By 1976 the first cohort graduated to the Colts. The success of the venture was shown in 1978 when the Colts reached the final of the Devon Colts Cup, where they were defeated in a thrilling match by Plymouth Albion Juniors. By then products of the scheme began to filter into the senior teams and players of the calibre of Graham Bess, Kenny Bradley and Graham Denner appeared in the Chiefs. 



In 1979 Terry O'Brien stood down and Derek Marchant took over the administration of the Junior Section. It continued to thrive, and in 1981-82 the Under 16 team, coached by Geoff Retter, won the Martecia Trophy for clubs in the east and north of the county. 



In the mid 80s the Juniors went into decline due to the lack of willing coaches and administrators. However in 1986 Bernard Holland came on the scene to help out and soon found himself taking over the reins. His hard work and dedication breathed new life into the set up. He was also fortunate that at the same time a particularly talented group of boys were starting their rugby careers. In 1989 the Under 10s won the Devon Tournament and went on to repeat the feat as Under 11s and Under 12s. They eventually completed their time in the Juniors at Under 16 level in 1995 by winning the Jewson Cup and going on to win the Devon Shield to become County Champions. In the same year the under 15s team, coached by Colin Nice and managed by Stuart Hayman won the County seven-a-side Tournament. They repeated the performance in 1995 when they also reached the final of the Jewson Cup. 

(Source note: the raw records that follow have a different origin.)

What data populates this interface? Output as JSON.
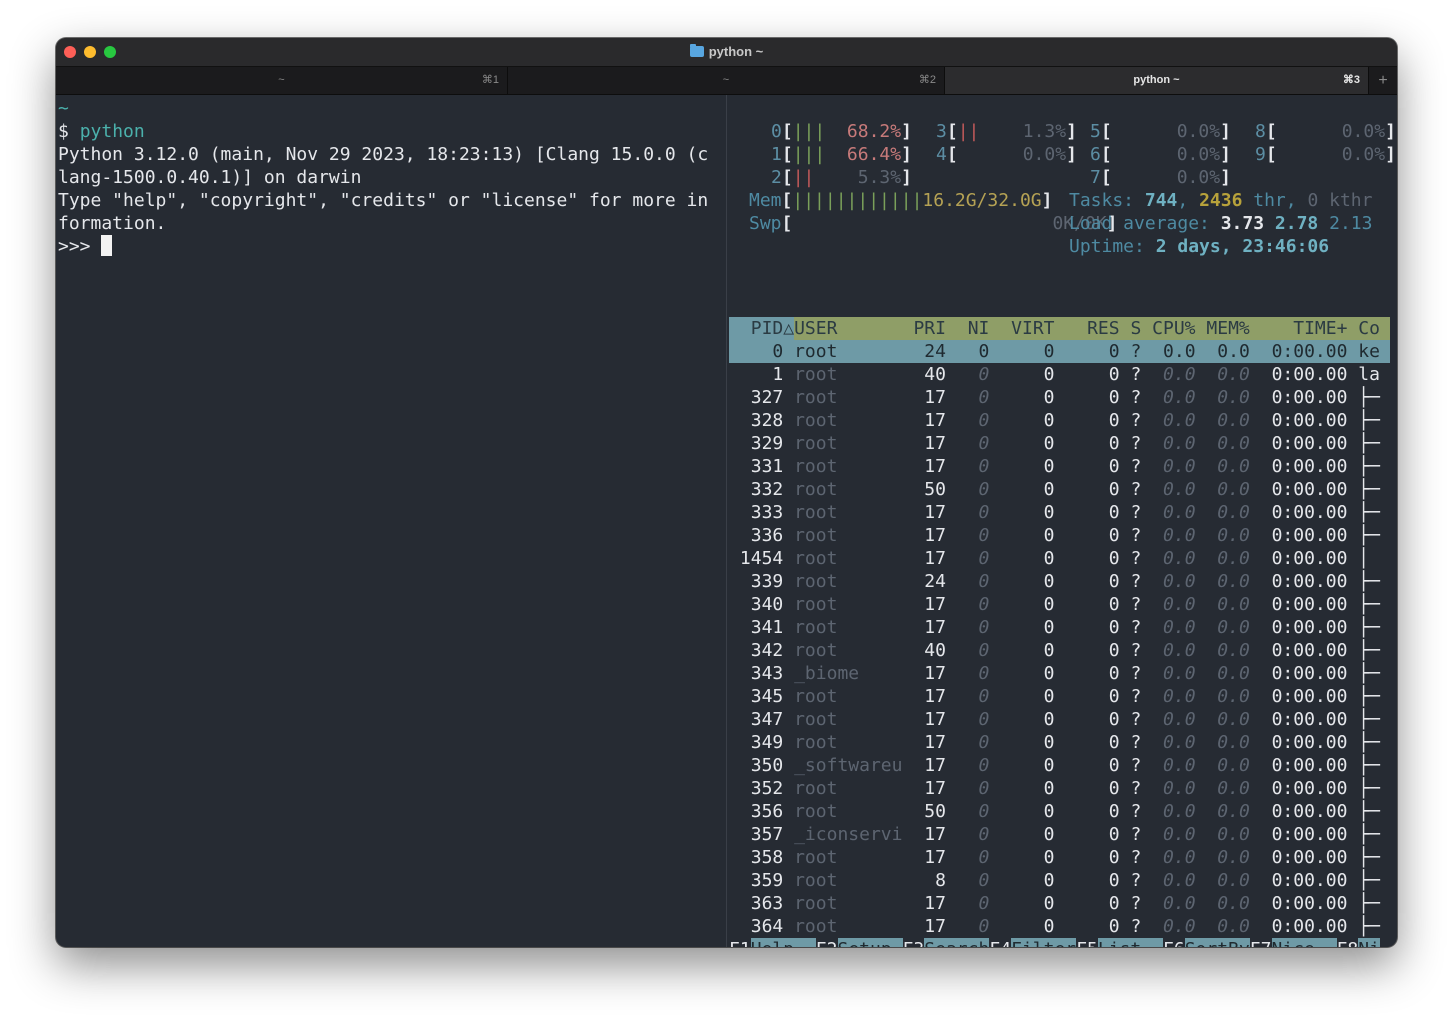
{
  "window": {
    "title": "python ~"
  },
  "tabs": [
    {
      "label": "~",
      "shortcut": "⌘1"
    },
    {
      "label": "~",
      "shortcut": "⌘2"
    },
    {
      "label": "python ~",
      "shortcut": "⌘3"
    }
  ],
  "tab_add": "+",
  "left_terminal": {
    "lines": [
      "~",
      "$ ",
      "Python 3.12.0 (main, Nov 29 2023, 18:23:13) [Clang 15.0.0 (c",
      "lang-1500.0.40.1)] on darwin",
      "Type \"help\", \"copyright\", \"credits\" or \"license\" for more in",
      "formation.",
      ">>> "
    ],
    "command": "python"
  },
  "htop": {
    "cpus": [
      {
        "id": "0",
        "bars": "|||",
        "value": "68.2%"
      },
      {
        "id": "1",
        "bars": "|||",
        "value": "66.4%"
      },
      {
        "id": "2",
        "bars": "||",
        "value": "5.3%"
      },
      {
        "id": "3",
        "bars": "||",
        "value": "1.3%"
      },
      {
        "id": "4",
        "bars": "",
        "value": "0.0%"
      },
      {
        "id": "5",
        "bars": "",
        "value": "0.0%"
      },
      {
        "id": "6",
        "bars": "",
        "value": "0.0%"
      },
      {
        "id": "7",
        "bars": "",
        "value": "0.0%"
      },
      {
        "id": "8",
        "bars": "",
        "value": "0.0%"
      },
      {
        "id": "9",
        "bars": "",
        "value": "0.0%"
      }
    ],
    "mem": {
      "label": "Mem",
      "bars": "||||||||||||",
      "value": "16.2G/32.0G"
    },
    "swp": {
      "label": "Swp",
      "value": "0K/0K"
    },
    "tasks": {
      "label": "Tasks: ",
      "count": "744",
      "sep": ", ",
      "threads": "2436",
      "thr": " thr, ",
      "kthr_count": "0",
      "kthr": " kthr"
    },
    "load": {
      "label": "Load average: ",
      "l1": "3.73",
      "l5": "2.78",
      "l15": "2.13"
    },
    "uptime": {
      "label": "Uptime: ",
      "value": "2 days, 23:46:06"
    },
    "columns": [
      "PID△",
      "USER",
      "PRI",
      "NI",
      "VIRT",
      "RES",
      "S",
      "CPU%",
      "MEM%",
      "TIME+",
      "Co"
    ],
    "processes": [
      {
        "pid": "0",
        "user": "root",
        "pri": "24",
        "ni": "0",
        "virt": "0",
        "res": "0",
        "s": "?",
        "cpu": "0.0",
        "mem": "0.0",
        "time": "0:00.00",
        "cmd": "ke",
        "selected": true
      },
      {
        "pid": "1",
        "user": "root",
        "pri": "40",
        "ni": "0",
        "virt": "0",
        "res": "0",
        "s": "?",
        "cpu": "0.0",
        "mem": "0.0",
        "time": "0:00.00",
        "cmd": "la"
      },
      {
        "pid": "327",
        "user": "root",
        "pri": "17",
        "ni": "0",
        "virt": "0",
        "res": "0",
        "s": "?",
        "cpu": "0.0",
        "mem": "0.0",
        "time": "0:00.00",
        "cmd": "├─"
      },
      {
        "pid": "328",
        "user": "root",
        "pri": "17",
        "ni": "0",
        "virt": "0",
        "res": "0",
        "s": "?",
        "cpu": "0.0",
        "mem": "0.0",
        "time": "0:00.00",
        "cmd": "├─"
      },
      {
        "pid": "329",
        "user": "root",
        "pri": "17",
        "ni": "0",
        "virt": "0",
        "res": "0",
        "s": "?",
        "cpu": "0.0",
        "mem": "0.0",
        "time": "0:00.00",
        "cmd": "├─"
      },
      {
        "pid": "331",
        "user": "root",
        "pri": "17",
        "ni": "0",
        "virt": "0",
        "res": "0",
        "s": "?",
        "cpu": "0.0",
        "mem": "0.0",
        "time": "0:00.00",
        "cmd": "├─"
      },
      {
        "pid": "332",
        "user": "root",
        "pri": "50",
        "ni": "0",
        "virt": "0",
        "res": "0",
        "s": "?",
        "cpu": "0.0",
        "mem": "0.0",
        "time": "0:00.00",
        "cmd": "├─"
      },
      {
        "pid": "333",
        "user": "root",
        "pri": "17",
        "ni": "0",
        "virt": "0",
        "res": "0",
        "s": "?",
        "cpu": "0.0",
        "mem": "0.0",
        "time": "0:00.00",
        "cmd": "├─"
      },
      {
        "pid": "336",
        "user": "root",
        "pri": "17",
        "ni": "0",
        "virt": "0",
        "res": "0",
        "s": "?",
        "cpu": "0.0",
        "mem": "0.0",
        "time": "0:00.00",
        "cmd": "├─"
      },
      {
        "pid": "1454",
        "user": "root",
        "pri": "17",
        "ni": "0",
        "virt": "0",
        "res": "0",
        "s": "?",
        "cpu": "0.0",
        "mem": "0.0",
        "time": "0:00.00",
        "cmd": "│"
      },
      {
        "pid": "339",
        "user": "root",
        "pri": "24",
        "ni": "0",
        "virt": "0",
        "res": "0",
        "s": "?",
        "cpu": "0.0",
        "mem": "0.0",
        "time": "0:00.00",
        "cmd": "├─"
      },
      {
        "pid": "340",
        "user": "root",
        "pri": "17",
        "ni": "0",
        "virt": "0",
        "res": "0",
        "s": "?",
        "cpu": "0.0",
        "mem": "0.0",
        "time": "0:00.00",
        "cmd": "├─"
      },
      {
        "pid": "341",
        "user": "root",
        "pri": "17",
        "ni": "0",
        "virt": "0",
        "res": "0",
        "s": "?",
        "cpu": "0.0",
        "mem": "0.0",
        "time": "0:00.00",
        "cmd": "├─"
      },
      {
        "pid": "342",
        "user": "root",
        "pri": "40",
        "ni": "0",
        "virt": "0",
        "res": "0",
        "s": "?",
        "cpu": "0.0",
        "mem": "0.0",
        "time": "0:00.00",
        "cmd": "├─"
      },
      {
        "pid": "343",
        "user": "_biome",
        "pri": "17",
        "ni": "0",
        "virt": "0",
        "res": "0",
        "s": "?",
        "cpu": "0.0",
        "mem": "0.0",
        "time": "0:00.00",
        "cmd": "├─"
      },
      {
        "pid": "345",
        "user": "root",
        "pri": "17",
        "ni": "0",
        "virt": "0",
        "res": "0",
        "s": "?",
        "cpu": "0.0",
        "mem": "0.0",
        "time": "0:00.00",
        "cmd": "├─"
      },
      {
        "pid": "347",
        "user": "root",
        "pri": "17",
        "ni": "0",
        "virt": "0",
        "res": "0",
        "s": "?",
        "cpu": "0.0",
        "mem": "0.0",
        "time": "0:00.00",
        "cmd": "├─"
      },
      {
        "pid": "349",
        "user": "root",
        "pri": "17",
        "ni": "0",
        "virt": "0",
        "res": "0",
        "s": "?",
        "cpu": "0.0",
        "mem": "0.0",
        "time": "0:00.00",
        "cmd": "├─"
      },
      {
        "pid": "350",
        "user": "_softwareu",
        "pri": "17",
        "ni": "0",
        "virt": "0",
        "res": "0",
        "s": "?",
        "cpu": "0.0",
        "mem": "0.0",
        "time": "0:00.00",
        "cmd": "├─"
      },
      {
        "pid": "352",
        "user": "root",
        "pri": "17",
        "ni": "0",
        "virt": "0",
        "res": "0",
        "s": "?",
        "cpu": "0.0",
        "mem": "0.0",
        "time": "0:00.00",
        "cmd": "├─"
      },
      {
        "pid": "356",
        "user": "root",
        "pri": "50",
        "ni": "0",
        "virt": "0",
        "res": "0",
        "s": "?",
        "cpu": "0.0",
        "mem": "0.0",
        "time": "0:00.00",
        "cmd": "├─"
      },
      {
        "pid": "357",
        "user": "_iconservi",
        "pri": "17",
        "ni": "0",
        "virt": "0",
        "res": "0",
        "s": "?",
        "cpu": "0.0",
        "mem": "0.0",
        "time": "0:00.00",
        "cmd": "├─"
      },
      {
        "pid": "358",
        "user": "root",
        "pri": "17",
        "ni": "0",
        "virt": "0",
        "res": "0",
        "s": "?",
        "cpu": "0.0",
        "mem": "0.0",
        "time": "0:00.00",
        "cmd": "├─"
      },
      {
        "pid": "359",
        "user": "root",
        "pri": "8",
        "ni": "0",
        "virt": "0",
        "res": "0",
        "s": "?",
        "cpu": "0.0",
        "mem": "0.0",
        "time": "0:00.00",
        "cmd": "├─"
      },
      {
        "pid": "363",
        "user": "root",
        "pri": "17",
        "ni": "0",
        "virt": "0",
        "res": "0",
        "s": "?",
        "cpu": "0.0",
        "mem": "0.0",
        "time": "0:00.00",
        "cmd": "├─"
      },
      {
        "pid": "364",
        "user": "root",
        "pri": "17",
        "ni": "0",
        "virt": "0",
        "res": "0",
        "s": "?",
        "cpu": "0.0",
        "mem": "0.0",
        "time": "0:00.00",
        "cmd": "├─"
      }
    ],
    "function_keys": [
      {
        "key": "F1",
        "action": "Help  "
      },
      {
        "key": "F2",
        "action": "Setup "
      },
      {
        "key": "F3",
        "action": "Search"
      },
      {
        "key": "F4",
        "action": "Filter"
      },
      {
        "key": "F5",
        "action": "List  "
      },
      {
        "key": "F6",
        "action": "SortBy"
      },
      {
        "key": "F7",
        "action": "Nice -"
      },
      {
        "key": "F8",
        "action": "Ni"
      }
    ]
  }
}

There began to emerge a growing number of parents who wanted to get involved. Among them were Stewart Hayman, Darryl Dumenil, Bill Wilkinson, and Ian and Annette Trim. Annette's administrative skills took pressure from the coaches and set a blueprint for the future organisation of the section. Under the leadership of Peter and Sharon O'Brien a structure was set whereby each age group had at least one manager and one coach. Relieved of the burden of administration, more coaches came forward. This allowed for a rapid growth in the number of players, with more and more coming from outside of the town. Despite this there were not enough to field teams in all age groups. 


In 1996 the Junior section celebrated it's Silver Jubilee under the new leadership of Malcolm and Sally Barratt. They continued to develop the administrative structure and the growth in playing numbers. By the time they stood down in 2001 there were teams in all age groups from Under 8 to Under 16. They were replaced by another double act, Chris and Carol Dunford. They coped well with increasing beaurocracy, particularly those notorious growth areas of health and safety, and child protection. They also saw the membership of the section grow to over 300 players. 

With increased numbers and better qualified coaches came success on the field. Teams were regularly winning tournaments and cup competitions. As the Club celebrated 125 years of existence, Jed Stone took over the chair of the Junior section. He is still in charge of a thriving organisation as it celebrates its 40th birthday with a brand new pavilion being built at Sidford, where the majority of Junior section training and playing takes place. The Club is grateful to Craig Morgan for his determined leadership in bringing this project to fruition. The pavilion will be a fitting memorial to all those who have contributed towards making the Sidmouth RFC Junior section what it is today.